• I ENJOYED my visit with State Senator Doris Turner (D-Springfield) who came to the Tribune for an interview last week. Turner was appointed to represent the 48th State Senate District in February of 2021, when Senator Andy Manar resigned the position to become a member of Gov. J.B. Pritzker’s administration as a senior advisor.
The 48th District includes part of Macon County so Turner, a lifelong resident of Spring-field, has been spending time in Decatur getting better acquainted with this part of the district. She told me that since she was appointed senator she has put tens of thousands of miles on her car traveling the district. She has also established an office in Decatur at 1210 S. Jasper St., phone (217) 706-5311.
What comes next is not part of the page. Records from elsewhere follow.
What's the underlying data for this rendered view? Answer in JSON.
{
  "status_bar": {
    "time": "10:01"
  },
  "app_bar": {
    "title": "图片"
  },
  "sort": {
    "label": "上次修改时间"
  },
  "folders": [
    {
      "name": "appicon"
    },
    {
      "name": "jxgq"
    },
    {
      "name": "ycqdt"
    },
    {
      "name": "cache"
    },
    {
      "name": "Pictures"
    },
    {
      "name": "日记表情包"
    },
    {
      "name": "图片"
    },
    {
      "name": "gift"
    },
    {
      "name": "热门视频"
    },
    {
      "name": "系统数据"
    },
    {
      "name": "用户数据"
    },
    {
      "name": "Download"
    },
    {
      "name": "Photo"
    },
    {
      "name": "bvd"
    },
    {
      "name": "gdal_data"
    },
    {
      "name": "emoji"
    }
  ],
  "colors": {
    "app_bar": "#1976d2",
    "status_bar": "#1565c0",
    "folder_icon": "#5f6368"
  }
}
Turner will face Republican Sandy Hamilton in the November General Election as she works hard to keep the seat in the 48th during this election year. I had not met Turner before last week’s chat and we spent a lot of the time talking about her background, which includes working for the state of Illinois for 33 years. She was also a member of the Sangamon County Board and the Springfield City Council plus she has been involved in a lot of efforts to make her community, and the state, a better place. She certainly hit the ground running when she was appointed to the office and has already provided victories for her district through working in a bipartisan way.
There will be time between now and the general election to discuss her stand on the issues, and that of her opponent, but my impression of Senator Doris Turner is a positive one. She is a Christian, has been married to husband, Cecil, for 45 years and they have three children, ten grandchildren and five great-grandchildren. She is a hard worker, a strong campaigner and when she came to my office last week, she had been working outside with a volunteer group in the stifling heat which should earn her extra points. I have not met or talked with Turner’s Republican opponent, Sandy Hamilton of Springfield, but that will certainly happen in the near future as we move closer to the general election in November.
My overall impression of Sen. Doris Turner is that she is a person who is serving in public office for all of the right reasons. I enjoyed our visit.
• LINCOLN PARK WILL NOT BE SITE OF NEW SCHOOL — Less than an hour after our print edition went to press, there was an announcement by the Decatur Park District Board that it will not sell Lincoln Park to the Decatur School District so that a new school could be built at that location.
That announcement was followed by one from the Decatur School Board indicating that talks with the park board involving Lincoln Park were over. (Both releases are elsewhere on this site.)
What a difference a short time can make!
Following is what was printed in the City Beat column in today’s print edition — when it appeared that plans were moving forward for the new school to be built in Lincoln Park. Note the last paragraph regarding the Decatur Park District:
“ Last week, Decatur School Board President Dan Oakes indicated that the board would be moving ahead with the purchase of Lincoln Park from the Decatur Park District to build a new school at that location. There has been a strong protest from some of the neighbors of Lincoln Park, and others in the community, about a new school being constructed there. However, I can assure you as a former mayor of our city, that I never called any big and important agenda item for a vote unless I was reasonably sure I had at least 3 other votes besides my own to assure its passage. I would assume that, at least at the time Oakes made the statement, that a majority of the school board favored moving ahead with the Lincoln Park site. The bottom line in all of the protesting is that a duly-elected school board will make the decision on whether or not to proceed with the Lincoln Park site. Whether you agree, or disagree, with the decision, the school board has the final, and only, vote on the issue. Of course, the Decatur Park District Board must be willing to sell the park to the school district. I haven’t seen any movement to the contrary as I’m writing this column — but things could change by the time you read these words.”
Things certainly did change, didn’t they?
• ROAD REPORT — A black pick-up truck passed me on Route 51 South early one morning last week and had to be hitting 80 mph in a 40 mph posted speed limit stretch of the road. I wondered why the driver was in such a big hurry until I saw his truck a few minutes later in the drive-through lane of Dairy Queen in South Shores! I guess he was in a hurry for his morning biscuits and gravy order!
• NO MASK MANDATE — The COVID-19 infection and hospitalization rate continues to climb in Macon County and across the nation. About the only “protective measures” politicians want to talk about are those that “protect” their re-election chances. Seemingly, they are more worried about their political health than the health of the people they serve. That could change FOLLOWING the November election. Until then, we are on our own.
• I JOIN Brian Byers on WSOY’s Byers & Co. every Thursday morning at 7:00 to discuss the issues confronting our community.